Today is Black Friday, but before you go click crazy, we urge you to stop and think about what you are purchasing and consider what you really need.
I know, I know… it’s weird; we are a creative communications agency that works with businesses to help them increase their reputation and ultimately their sales. However, this doesn’t mean that we want to encourage mindless consumption.
Shopping is fun, we get it. There’s nothing quite like the thrill of finding a killer outfit, scoring the perfect shoes or even spotting the ideal gift. But, in our consumerist society, we are all consuming at a rapid speed. This is leading to a pretty scary increase in landfill.
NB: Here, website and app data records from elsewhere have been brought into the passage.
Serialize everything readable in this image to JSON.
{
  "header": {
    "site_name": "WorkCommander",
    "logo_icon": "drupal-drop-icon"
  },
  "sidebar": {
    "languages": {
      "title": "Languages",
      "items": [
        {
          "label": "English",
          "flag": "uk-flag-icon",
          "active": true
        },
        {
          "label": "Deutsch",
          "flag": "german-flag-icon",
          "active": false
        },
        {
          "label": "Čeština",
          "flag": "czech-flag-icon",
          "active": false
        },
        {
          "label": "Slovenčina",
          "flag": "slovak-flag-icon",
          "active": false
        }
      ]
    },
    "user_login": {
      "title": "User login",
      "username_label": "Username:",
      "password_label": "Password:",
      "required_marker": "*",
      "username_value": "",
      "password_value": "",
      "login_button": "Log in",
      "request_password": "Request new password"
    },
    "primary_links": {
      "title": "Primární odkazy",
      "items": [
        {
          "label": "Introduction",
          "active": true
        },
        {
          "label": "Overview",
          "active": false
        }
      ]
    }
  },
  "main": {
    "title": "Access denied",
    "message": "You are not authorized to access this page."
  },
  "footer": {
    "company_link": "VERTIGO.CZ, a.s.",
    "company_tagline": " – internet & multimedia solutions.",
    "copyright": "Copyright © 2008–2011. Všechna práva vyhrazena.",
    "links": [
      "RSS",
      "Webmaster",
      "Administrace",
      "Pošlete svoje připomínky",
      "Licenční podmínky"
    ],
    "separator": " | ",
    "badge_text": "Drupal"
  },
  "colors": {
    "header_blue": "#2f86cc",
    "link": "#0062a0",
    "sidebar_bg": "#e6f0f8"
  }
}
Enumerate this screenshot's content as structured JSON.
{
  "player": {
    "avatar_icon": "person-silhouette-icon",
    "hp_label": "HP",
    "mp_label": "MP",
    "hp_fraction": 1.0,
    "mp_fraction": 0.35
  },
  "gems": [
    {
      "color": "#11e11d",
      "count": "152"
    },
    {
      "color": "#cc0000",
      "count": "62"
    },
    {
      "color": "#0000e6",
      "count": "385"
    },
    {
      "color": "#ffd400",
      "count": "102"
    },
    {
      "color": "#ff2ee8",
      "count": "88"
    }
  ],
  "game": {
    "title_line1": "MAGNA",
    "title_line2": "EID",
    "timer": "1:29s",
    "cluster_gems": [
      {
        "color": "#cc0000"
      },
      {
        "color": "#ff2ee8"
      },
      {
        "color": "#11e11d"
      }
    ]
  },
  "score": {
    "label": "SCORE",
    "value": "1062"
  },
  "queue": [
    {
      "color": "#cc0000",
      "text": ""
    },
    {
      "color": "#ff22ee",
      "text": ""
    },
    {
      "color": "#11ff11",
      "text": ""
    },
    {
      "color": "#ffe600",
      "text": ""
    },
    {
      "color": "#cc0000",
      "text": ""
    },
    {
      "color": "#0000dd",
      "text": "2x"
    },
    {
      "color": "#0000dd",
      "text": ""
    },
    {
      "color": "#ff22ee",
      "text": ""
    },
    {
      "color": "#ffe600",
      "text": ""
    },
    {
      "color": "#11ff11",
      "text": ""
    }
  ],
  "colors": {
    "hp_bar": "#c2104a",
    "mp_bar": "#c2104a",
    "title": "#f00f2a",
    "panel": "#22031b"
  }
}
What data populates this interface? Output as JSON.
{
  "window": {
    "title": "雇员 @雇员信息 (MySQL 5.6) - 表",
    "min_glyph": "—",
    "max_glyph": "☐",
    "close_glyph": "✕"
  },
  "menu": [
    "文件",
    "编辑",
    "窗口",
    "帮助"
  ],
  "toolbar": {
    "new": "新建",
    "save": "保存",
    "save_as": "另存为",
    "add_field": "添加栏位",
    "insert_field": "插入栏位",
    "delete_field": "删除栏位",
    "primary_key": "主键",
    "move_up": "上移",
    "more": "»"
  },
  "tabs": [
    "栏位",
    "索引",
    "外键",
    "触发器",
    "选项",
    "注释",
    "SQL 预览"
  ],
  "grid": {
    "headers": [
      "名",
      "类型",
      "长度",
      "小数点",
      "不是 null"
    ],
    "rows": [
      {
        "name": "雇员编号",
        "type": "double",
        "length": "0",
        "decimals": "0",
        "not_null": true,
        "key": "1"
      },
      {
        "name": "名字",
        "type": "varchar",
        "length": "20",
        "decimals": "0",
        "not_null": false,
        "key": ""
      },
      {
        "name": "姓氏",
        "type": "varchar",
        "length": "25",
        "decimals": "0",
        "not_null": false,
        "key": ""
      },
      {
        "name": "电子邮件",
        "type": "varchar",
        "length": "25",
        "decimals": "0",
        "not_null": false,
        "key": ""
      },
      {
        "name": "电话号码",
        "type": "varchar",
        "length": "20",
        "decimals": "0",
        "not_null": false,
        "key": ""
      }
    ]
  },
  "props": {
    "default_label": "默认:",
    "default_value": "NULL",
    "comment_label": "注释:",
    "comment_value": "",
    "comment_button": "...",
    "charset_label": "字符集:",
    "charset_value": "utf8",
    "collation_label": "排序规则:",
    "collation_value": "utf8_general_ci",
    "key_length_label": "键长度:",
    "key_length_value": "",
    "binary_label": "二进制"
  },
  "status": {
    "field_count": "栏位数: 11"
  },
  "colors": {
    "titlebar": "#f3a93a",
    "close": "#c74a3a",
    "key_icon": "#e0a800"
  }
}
Globally, one in three pieces of clothing each year goes straight to landfill without being sold, while YouGov data found 24% of Aussies threw out a garment after wearing it just once last year. That’s right, some of us are throwing away clothing when we’ve only worn it once! What happened to giving your unused items to charity or hand me downs?
With Christmas just around the corner, sales will increase even further. Government research on Australian Christmas spending habits found that the average person is now tipped to splash $955 over the holiday season. In Victoria, it’s estimated that just paying for presents costs us an average of $562 each December, yet a lot of these gifts end up in landfill or being chucked to the side and forgotten about very quickly.
It’s now more important than ever to consider conscious consumption. A conscious consumer is merely an agent of change who considers the social, environmental, ecological, and political impact of their purchasing behaviour.
Take a stand this Christmas. Buy your loved one gifts but try to consider these principles along the way:
It’s easier said than done but think about what people actually want. Too often, we are wrapped up in the idea or expectation that we need to give a present and as a result, gift giving is treated as a chore. If you plan far enough in advance, you should be able to take the time to carefully consider what each of your gift recipients would like to receive this Christmas and what items would be of genuine value to them.
Essentially, don’t buy crap. Invest in good quality items that are more likely to stand the test of time. If you are buying clothing consider things like organic material, quality stitching, where it’s made etc. Your friends and family will appreciate quality over quantity.
Look for ethical fashion certifications which indicate that the clothing has been made under fair and safe working conditions. When buying chocolate or coffee as a gift check to see if it’s Fair Trade. You may also like to consider organic, plastic-free, sustainable, cruelty-free and palm oil free products. These small considerations can have a significant impact on a collective scale.
How are you going to engage in ethical consumption this Christmas?